- **Exercise details**: Wherever the string "είναι" turns up in the data, copy the whole line.

───

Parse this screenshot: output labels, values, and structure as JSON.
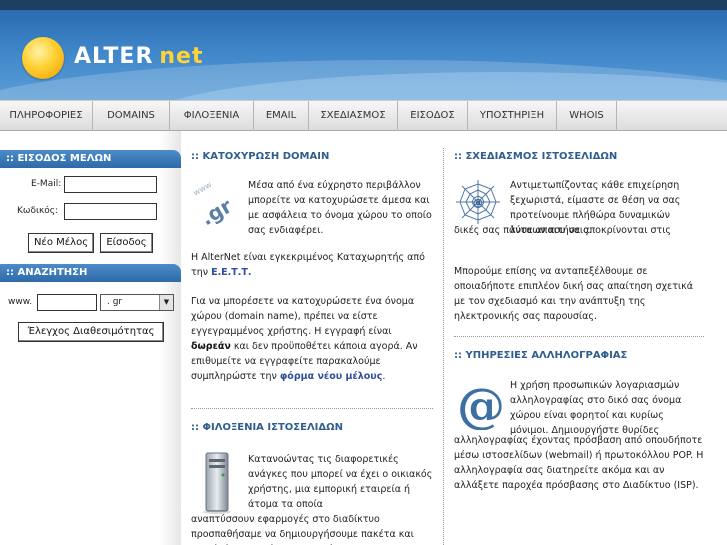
{
  "brand": {
    "name": "ALTER",
    "suffix": "net"
  },
  "nav": [
    "ΠΛΗΡΟΦΟΡΙΕΣ",
    "DOMAINS",
    "ΦΙΛΟΞΕΝΙΑ",
    "EMAIL",
    "ΣΧΕΔΙΑΣΜΟΣ",
    "ΕΙΣΟΔΟΣ",
    "ΥΠΟΣΤΗΡΙΞΗ",
    "WHOIS"
  ],
  "login": {
    "title": ":: ΕΙΣΟΔΟΣ ΜΕΛΩΝ",
    "email_label": "E-Mail:",
    "code_label": "Κωδικός:",
    "new_member": "Νέο Μέλος",
    "enter": "Είσοδος"
  },
  "search": {
    "title": ":: ΑΝΑΖΗΤΗΣΗ",
    "www_label": "www.",
    "tld_selected": ". gr",
    "check_button": "Έλεγχος Διαθεσιμότητας"
  },
  "domain": {
    "title": ":: ΚΑΤΟΧΥΡΩΣΗ DOMAIN",
    "intro": "Μέσα από ένα εύχρηστο περιβάλλον μπορείτε να κατοχυρώσετε άμεσα και με ασφάλεια το όνομα χώρου το οποίο σας ενδιαφέρει.",
    "approved_pre": "Η AlterNet είναι εγκεκριμένος Καταχωρητής από την ",
    "approved_link": "Ε.Ε.Τ.Τ.",
    "approved_post": "",
    "body_1": "Για να μπορέσετε να κατοχυρώσετε ένα όνομα χώρου (domain name), πρέπει να είστε εγγεγραμμένος χρήστης. Η εγγραφή είναι ",
    "body_bold": "δωρεάν",
    "body_2": " και δεν προϋποθέτει κάποια αγορά. Αν επιθυμείτε να εγγραφείτε παρακαλούμε συμπληρώστε την ",
    "body_link": "φόρμα νέου μέλους",
    "body_end": "."
  },
  "hosting": {
    "title": ":: ΦΙΛΟΞΕΝΙΑ ΙΣΤΟΣΕΛΙΔΩΝ",
    "text_a": "Κατανοώντας τις διαφορετικές ανάγκες που μπορεί να έχει ο οικιακός χρήστης, μια εμπορική εταιρεία ή άτομα τα οποία",
    "text_b": "αναπτύσσουν εφαρμογές στο διαδίκτυο προσπαθήσαμε να δημιουργήσουμε πακέτα και εργαλεία τα οποία ανταποκρίνονται στις"
  },
  "design": {
    "title": ":: ΣΧΕΔΙΑΣΜΟΣ ΙΣΤΟΣΕΛΙΔΩΝ",
    "text_a": "Αντιμετωπίζοντας κάθε επιχείρηση ξεχωριστά, είμαστε σε θέση να σας προτείνουμε πλήθώρα δυναμικών λύσεων που να αποκρίνονται στις",
    "text_b": "δικές σας πάντα απαιτήσεις.",
    "text_c": "Μπορούμε επίσης να ανταπεξέλθουμε σε οποιαδήποτε επιπλέον δική σας απαίτηση σχετικά με τον σχεδιασμό και την ανάπτυξη της ηλεκτρονικής σας παρουσίας."
  },
  "mail": {
    "title": ":: ΥΠΗΡΕΣΙΕΣ ΑΛΛΗΛΟΓΡΑΦΙΑΣ",
    "text_a": "Η χρήση προσωπικών λογαριασμών αλληλογραφίας στο δικό σας όνομα χώρου είναι φορητοί και κυρίως μόνιμοι. Δημιουργήστε θυρίδες",
    "text_b": "αλληλογραφίας έχοντας πρόσβαση από οπουδήποτε μέσω ιστοσελίδων (webmail) ή πρωτοκόλλου POP. Η αλληλογραφία σας διατηρείτε ακόμα και αν αλλάξετε παροχέα πρόσβασης στο Διαδίκτυο (ISP)."
  },
  "icons": {
    "domain": "gr-domain-icon",
    "hosting": "server-icon",
    "design": "spider-web-icon",
    "mail": "at-sign-icon"
  },
  "icon_text": {
    "gr": ".gr",
    "www": "www"
  },
  "colors": {
    "accent": "#2f5d8f",
    "header": "#3f86c9",
    "sidebar_head": "#2f6aa8",
    "logo_net": "#ffd23a"
  }
}
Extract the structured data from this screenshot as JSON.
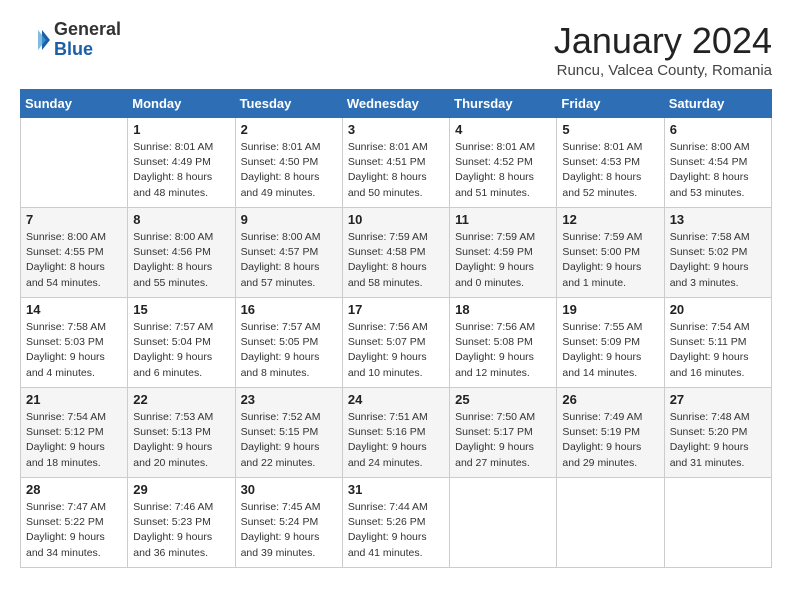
{
  "header": {
    "logo": {
      "line1": "General",
      "line2": "Blue"
    },
    "title": "January 2024",
    "location": "Runcu, Valcea County, Romania"
  },
  "days_of_week": [
    "Sunday",
    "Monday",
    "Tuesday",
    "Wednesday",
    "Thursday",
    "Friday",
    "Saturday"
  ],
  "weeks": [
    [
      {
        "day": "",
        "info": ""
      },
      {
        "day": "1",
        "info": "Sunrise: 8:01 AM\nSunset: 4:49 PM\nDaylight: 8 hours\nand 48 minutes."
      },
      {
        "day": "2",
        "info": "Sunrise: 8:01 AM\nSunset: 4:50 PM\nDaylight: 8 hours\nand 49 minutes."
      },
      {
        "day": "3",
        "info": "Sunrise: 8:01 AM\nSunset: 4:51 PM\nDaylight: 8 hours\nand 50 minutes."
      },
      {
        "day": "4",
        "info": "Sunrise: 8:01 AM\nSunset: 4:52 PM\nDaylight: 8 hours\nand 51 minutes."
      },
      {
        "day": "5",
        "info": "Sunrise: 8:01 AM\nSunset: 4:53 PM\nDaylight: 8 hours\nand 52 minutes."
      },
      {
        "day": "6",
        "info": "Sunrise: 8:00 AM\nSunset: 4:54 PM\nDaylight: 8 hours\nand 53 minutes."
      }
    ],
    [
      {
        "day": "7",
        "info": "Sunrise: 8:00 AM\nSunset: 4:55 PM\nDaylight: 8 hours\nand 54 minutes."
      },
      {
        "day": "8",
        "info": "Sunrise: 8:00 AM\nSunset: 4:56 PM\nDaylight: 8 hours\nand 55 minutes."
      },
      {
        "day": "9",
        "info": "Sunrise: 8:00 AM\nSunset: 4:57 PM\nDaylight: 8 hours\nand 57 minutes."
      },
      {
        "day": "10",
        "info": "Sunrise: 7:59 AM\nSunset: 4:58 PM\nDaylight: 8 hours\nand 58 minutes."
      },
      {
        "day": "11",
        "info": "Sunrise: 7:59 AM\nSunset: 4:59 PM\nDaylight: 9 hours\nand 0 minutes."
      },
      {
        "day": "12",
        "info": "Sunrise: 7:59 AM\nSunset: 5:00 PM\nDaylight: 9 hours\nand 1 minute."
      },
      {
        "day": "13",
        "info": "Sunrise: 7:58 AM\nSunset: 5:02 PM\nDaylight: 9 hours\nand 3 minutes."
      }
    ],
    [
      {
        "day": "14",
        "info": "Sunrise: 7:58 AM\nSunset: 5:03 PM\nDaylight: 9 hours\nand 4 minutes."
      },
      {
        "day": "15",
        "info": "Sunrise: 7:57 AM\nSunset: 5:04 PM\nDaylight: 9 hours\nand 6 minutes."
      },
      {
        "day": "16",
        "info": "Sunrise: 7:57 AM\nSunset: 5:05 PM\nDaylight: 9 hours\nand 8 minutes."
      },
      {
        "day": "17",
        "info": "Sunrise: 7:56 AM\nSunset: 5:07 PM\nDaylight: 9 hours\nand 10 minutes."
      },
      {
        "day": "18",
        "info": "Sunrise: 7:56 AM\nSunset: 5:08 PM\nDaylight: 9 hours\nand 12 minutes."
      },
      {
        "day": "19",
        "info": "Sunrise: 7:55 AM\nSunset: 5:09 PM\nDaylight: 9 hours\nand 14 minutes."
      },
      {
        "day": "20",
        "info": "Sunrise: 7:54 AM\nSunset: 5:11 PM\nDaylight: 9 hours\nand 16 minutes."
      }
    ],
    [
      {
        "day": "21",
        "info": "Sunrise: 7:54 AM\nSunset: 5:12 PM\nDaylight: 9 hours\nand 18 minutes."
      },
      {
        "day": "22",
        "info": "Sunrise: 7:53 AM\nSunset: 5:13 PM\nDaylight: 9 hours\nand 20 minutes."
      },
      {
        "day": "23",
        "info": "Sunrise: 7:52 AM\nSunset: 5:15 PM\nDaylight: 9 hours\nand 22 minutes."
      },
      {
        "day": "24",
        "info": "Sunrise: 7:51 AM\nSunset: 5:16 PM\nDaylight: 9 hours\nand 24 minutes."
      },
      {
        "day": "25",
        "info": "Sunrise: 7:50 AM\nSunset: 5:17 PM\nDaylight: 9 hours\nand 27 minutes."
      },
      {
        "day": "26",
        "info": "Sunrise: 7:49 AM\nSunset: 5:19 PM\nDaylight: 9 hours\nand 29 minutes."
      },
      {
        "day": "27",
        "info": "Sunrise: 7:48 AM\nSunset: 5:20 PM\nDaylight: 9 hours\nand 31 minutes."
      }
    ],
    [
      {
        "day": "28",
        "info": "Sunrise: 7:47 AM\nSunset: 5:22 PM\nDaylight: 9 hours\nand 34 minutes."
      },
      {
        "day": "29",
        "info": "Sunrise: 7:46 AM\nSunset: 5:23 PM\nDaylight: 9 hours\nand 36 minutes."
      },
      {
        "day": "30",
        "info": "Sunrise: 7:45 AM\nSunset: 5:24 PM\nDaylight: 9 hours\nand 39 minutes."
      },
      {
        "day": "31",
        "info": "Sunrise: 7:44 AM\nSunset: 5:26 PM\nDaylight: 9 hours\nand 41 minutes."
      },
      {
        "day": "",
        "info": ""
      },
      {
        "day": "",
        "info": ""
      },
      {
        "day": "",
        "info": ""
      }
    ]
  ]
}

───

- **Reply**:
    "approved_pre": "Η AlterNet είναι εγκεκριμένος Καταχωρητής από την ",
    "body_1": "Για να μπορέσετε να κατοχυρώσετε ένα όνομα χώρου (domain name), πρέπει να είστε εγγεγραμμένος χρήστης. Η εγγραφή είναι ",
    "text_a": "Η χρήση προσωπικών λογαριασμών αλληλογραφίας στο δικό σας όνομα χώρου είναι φορητοί και κυρίως μόνιμοι. Δημιουργήστε θυρίδες",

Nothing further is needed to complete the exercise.